Web page and app entries:
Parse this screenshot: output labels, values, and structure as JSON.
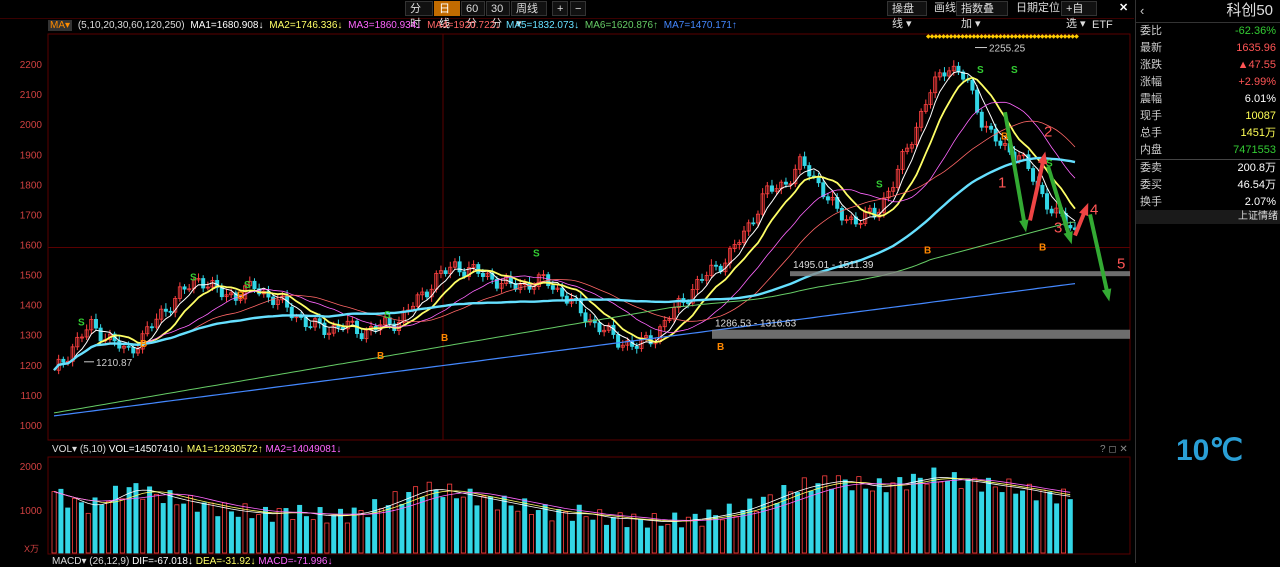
{
  "toolbar": {
    "period_buttons": [
      "分时",
      "日线",
      "60分",
      "30分",
      "周线 ▾"
    ],
    "active_period": "日线",
    "zoom_in": "+",
    "zoom_out": "−",
    "right_buttons": [
      "操盘线 ▾",
      "画线",
      "指数叠加 ▾",
      "日期定位",
      "+自选 ▾"
    ],
    "close": "✕"
  },
  "ma_legend": {
    "selector": "MA▾",
    "params": "(5,10,20,30,60,120,250)",
    "items": [
      {
        "text": "MA1=1680.908↓",
        "color": "#ffffff"
      },
      {
        "text": "MA2=1746.336↓",
        "color": "#ffff66"
      },
      {
        "text": "MA3=1860.934↓",
        "color": "#ff66ff"
      },
      {
        "text": "MA4=1920.722↓",
        "color": "#ff6666"
      },
      {
        "text": "MA5=1832.073↓",
        "color": "#66e0ff"
      },
      {
        "text": "MA6=1620.876↑",
        "color": "#66cc66"
      },
      {
        "text": "MA7=1470.171↑",
        "color": "#4488ff"
      }
    ]
  },
  "etf_label": "ETF",
  "vol_legend": {
    "selector": "VOL▾",
    "params": "(5,10)",
    "vol": "VOL=14507410↓",
    "ma1": "MA1=12930572↑",
    "ma2": "MA2=14049081↓"
  },
  "macd_legend": {
    "selector": "MACD▾",
    "params": "(26,12,9)",
    "dif": "DIF=-67.018↓",
    "dea": "DEA=-31.92↓",
    "macd": "MACD=-71.996↓"
  },
  "vol_unit": "X万",
  "panel": {
    "title": "科创50",
    "rows": [
      {
        "k": "委比",
        "v": "-62.36%",
        "color": "#33cc33"
      },
      {
        "k": "最新",
        "v": "1635.96",
        "color": "#ff5555"
      },
      {
        "k": "涨跌",
        "v": "▲47.55",
        "color": "#ff5555"
      },
      {
        "k": "涨幅",
        "v": "+2.99%",
        "color": "#ff5555"
      },
      {
        "k": "震幅",
        "v": "6.01%",
        "color": "#ffffff"
      },
      {
        "k": "现手",
        "v": "10087",
        "color": "#ffff55"
      },
      {
        "k": "总手",
        "v": "1451万",
        "color": "#ffff55"
      },
      {
        "k": "内盘",
        "v": "7471553",
        "color": "#33cc33"
      },
      {
        "k": "委卖",
        "v": "200.8万",
        "color": "#ffffff"
      },
      {
        "k": "委买",
        "v": "46.54万",
        "color": "#ffffff"
      },
      {
        "k": "换手",
        "v": "2.07%",
        "color": "#ffffff"
      }
    ],
    "section": "上证情绪"
  },
  "temperature": "10℃",
  "annotations": {
    "high": "2255.25",
    "low": "1210.87",
    "zone_upper": "1495.01 - 1511.39",
    "zone_lower": "1286.53 - 1316.63",
    "wave_labels": [
      "1",
      "2",
      "3",
      "4",
      "5"
    ],
    "s_marks": [
      "S",
      "S",
      "S",
      "S",
      "S",
      "S",
      "S",
      "S",
      "S"
    ],
    "b_marks": [
      "B",
      "B",
      "B",
      "B",
      "B",
      "B",
      "B",
      "B"
    ]
  },
  "chart_data": {
    "type": "candlestick",
    "y_axis_ticks": [
      2200,
      2100,
      2000,
      1900,
      1800,
      1700,
      1600,
      1500,
      1400,
      1300,
      1200,
      1100,
      1000
    ],
    "ylim": [
      950,
      2300
    ],
    "vol_axis_ticks": [
      2000,
      1000
    ],
    "close_path": [
      1170,
      1260,
      1330,
      1290,
      1240,
      1300,
      1380,
      1440,
      1490,
      1440,
      1430,
      1460,
      1420,
      1380,
      1330,
      1320,
      1330,
      1310,
      1330,
      1350,
      1420,
      1490,
      1530,
      1510,
      1490,
      1460,
      1470,
      1480,
      1430,
      1370,
      1320,
      1280,
      1260,
      1300,
      1380,
      1450,
      1510,
      1560,
      1650,
      1770,
      1800,
      1870,
      1800,
      1700,
      1680,
      1700,
      1800,
      1950,
      2100,
      2200,
      2150,
      2000,
      1920,
      1900,
      1780,
      1700,
      1640
    ],
    "highs": [
      {
        "label": "2255.25",
        "value": 2255.25
      }
    ],
    "lows": [
      {
        "label": "1210.87",
        "value": 1210.87
      }
    ],
    "zones": [
      {
        "label": "1495.01 - 1511.39",
        "from": 1495.01,
        "to": 1511.39
      },
      {
        "label": "1286.53 - 1316.63",
        "from": 1286.53,
        "to": 1316.63
      }
    ],
    "volume": [
      1600,
      1300,
      1200,
      1500,
      1700,
      1550,
      1400,
      1300,
      1200,
      1100,
      1050,
      1000,
      1100,
      1000,
      950,
      1000,
      1100,
      1300,
      1500,
      1700,
      1600,
      1500,
      1400,
      1300,
      1200,
      1100,
      1000,
      1050,
      900,
      900,
      850,
      800,
      850,
      900,
      1000,
      1100,
      1300,
      1500,
      1700,
      1800,
      1900,
      1800,
      1700,
      1800,
      1900,
      2000,
      1900,
      1850,
      1750,
      1700,
      1600,
      1500,
      1450
    ]
  }
}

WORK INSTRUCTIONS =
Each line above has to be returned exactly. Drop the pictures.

THE ANSWER =
Parse this screenshot: output labels, values, and structure as JSON.
{
  "toolbar": {
    "period_buttons": [
      "分时",
      "日线",
      "60分",
      "30分",
      "周线 ▾"
    ],
    "active_period": "日线",
    "zoom_in": "+",
    "zoom_out": "−",
    "right_buttons": [
      "操盘线 ▾",
      "画线",
      "指数叠加 ▾",
      "日期定位",
      "+自选 ▾"
    ],
    "close": "✕"
  },
  "ma_legend": {
    "selector": "MA▾",
    "params": "(5,10,20,30,60,120,250)",
    "items": [
      {
        "text": "MA1=1680.908↓",
        "color": "#ffffff"
      },
      {
        "text": "MA2=1746.336↓",
        "color": "#ffff66"
      },
      {
        "text": "MA3=1860.934↓",
        "color": "#ff66ff"
      },
      {
        "text": "MA4=1920.722↓",
        "color": "#ff6666"
      },
      {
        "text": "MA5=1832.073↓",
        "color": "#66e0ff"
      },
      {
        "text": "MA6=1620.876↑",
        "color": "#66cc66"
      },
      {
        "text": "MA7=1470.171↑",
        "color": "#4488ff"
      }
    ]
  },
  "etf_label": "ETF",
  "vol_legend": {
    "selector": "VOL▾",
    "params": "(5,10)",
    "vol": "VOL=14507410↓",
    "ma1": "MA1=12930572↑",
    "ma2": "MA2=14049081↓"
  },
  "macd_legend": {
    "selector": "MACD▾",
    "params": "(26,12,9)",
    "dif": "DIF=-67.018↓",
    "dea": "DEA=-31.92↓",
    "macd": "MACD=-71.996↓"
  },
  "vol_unit": "X万",
  "panel": {
    "title": "科创50",
    "rows": [
      {
        "k": "委比",
        "v": "-62.36%",
        "color": "#33cc33"
      },
      {
        "k": "最新",
        "v": "1635.96",
        "color": "#ff5555"
      },
      {
        "k": "涨跌",
        "v": "▲47.55",
        "color": "#ff5555"
      },
      {
        "k": "涨幅",
        "v": "+2.99%",
        "color": "#ff5555"
      },
      {
        "k": "震幅",
        "v": "6.01%",
        "color": "#ffffff"
      },
      {
        "k": "现手",
        "v": "10087",
        "color": "#ffff55"
      },
      {
        "k": "总手",
        "v": "1451万",
        "color": "#ffff55"
      },
      {
        "k": "内盘",
        "v": "7471553",
        "color": "#33cc33"
      },
      {
        "k": "委卖",
        "v": "200.8万",
        "color": "#ffffff"
      },
      {
        "k": "委买",
        "v": "46.54万",
        "color": "#ffffff"
      },
      {
        "k": "换手",
        "v": "2.07%",
        "color": "#ffffff"
      }
    ],
    "section": "上证情绪"
  },
  "temperature": "10℃",
  "annotations": {
    "high": "2255.25",
    "low": "1210.87",
    "zone_upper": "1495.01 - 1511.39",
    "zone_lower": "1286.53 - 1316.63",
    "wave_labels": [
      "1",
      "2",
      "3",
      "4",
      "5"
    ],
    "s_marks": [
      "S",
      "S",
      "S",
      "S",
      "S",
      "S",
      "S",
      "S",
      "S"
    ],
    "b_marks": [
      "B",
      "B",
      "B",
      "B",
      "B",
      "B",
      "B",
      "B"
    ]
  },
  "chart_data": {
    "type": "candlestick",
    "y_axis_ticks": [
      2200,
      2100,
      2000,
      1900,
      1800,
      1700,
      1600,
      1500,
      1400,
      1300,
      1200,
      1100,
      1000
    ],
    "ylim": [
      950,
      2300
    ],
    "vol_axis_ticks": [
      2000,
      1000
    ],
    "close_path": [
      1170,
      1260,
      1330,
      1290,
      1240,
      1300,
      1380,
      1440,
      1490,
      1440,
      1430,
      1460,
      1420,
      1380,
      1330,
      1320,
      1330,
      1310,
      1330,
      1350,
      1420,
      1490,
      1530,
      1510,
      1490,
      1460,
      1470,
      1480,
      1430,
      1370,
      1320,
      1280,
      1260,
      1300,
      1380,
      1450,
      1510,
      1560,
      1650,
      1770,
      1800,
      1870,
      1800,
      1700,
      1680,
      1700,
      1800,
      1950,
      2100,
      2200,
      2150,
      2000,
      1920,
      1900,
      1780,
      1700,
      1640
    ],
    "highs": [
      {
        "label": "2255.25",
        "value": 2255.25
      }
    ],
    "lows": [
      {
        "label": "1210.87",
        "value": 1210.87
      }
    ],
    "zones": [
      {
        "label": "1495.01 - 1511.39",
        "from": 1495.01,
        "to": 1511.39
      },
      {
        "label": "1286.53 - 1316.63",
        "from": 1286.53,
        "to": 1316.63
      }
    ],
    "volume": [
      1600,
      1300,
      1200,
      1500,
      1700,
      1550,
      1400,
      1300,
      1200,
      1100,
      1050,
      1000,
      1100,
      1000,
      950,
      1000,
      1100,
      1300,
      1500,
      1700,
      1600,
      1500,
      1400,
      1300,
      1200,
      1100,
      1000,
      1050,
      900,
      900,
      850,
      800,
      850,
      900,
      1000,
      1100,
      1300,
      1500,
      1700,
      1800,
      1900,
      1800,
      1700,
      1800,
      1900,
      2000,
      1900,
      1850,
      1750,
      1700,
      1600,
      1500,
      1450
    ]
  }
}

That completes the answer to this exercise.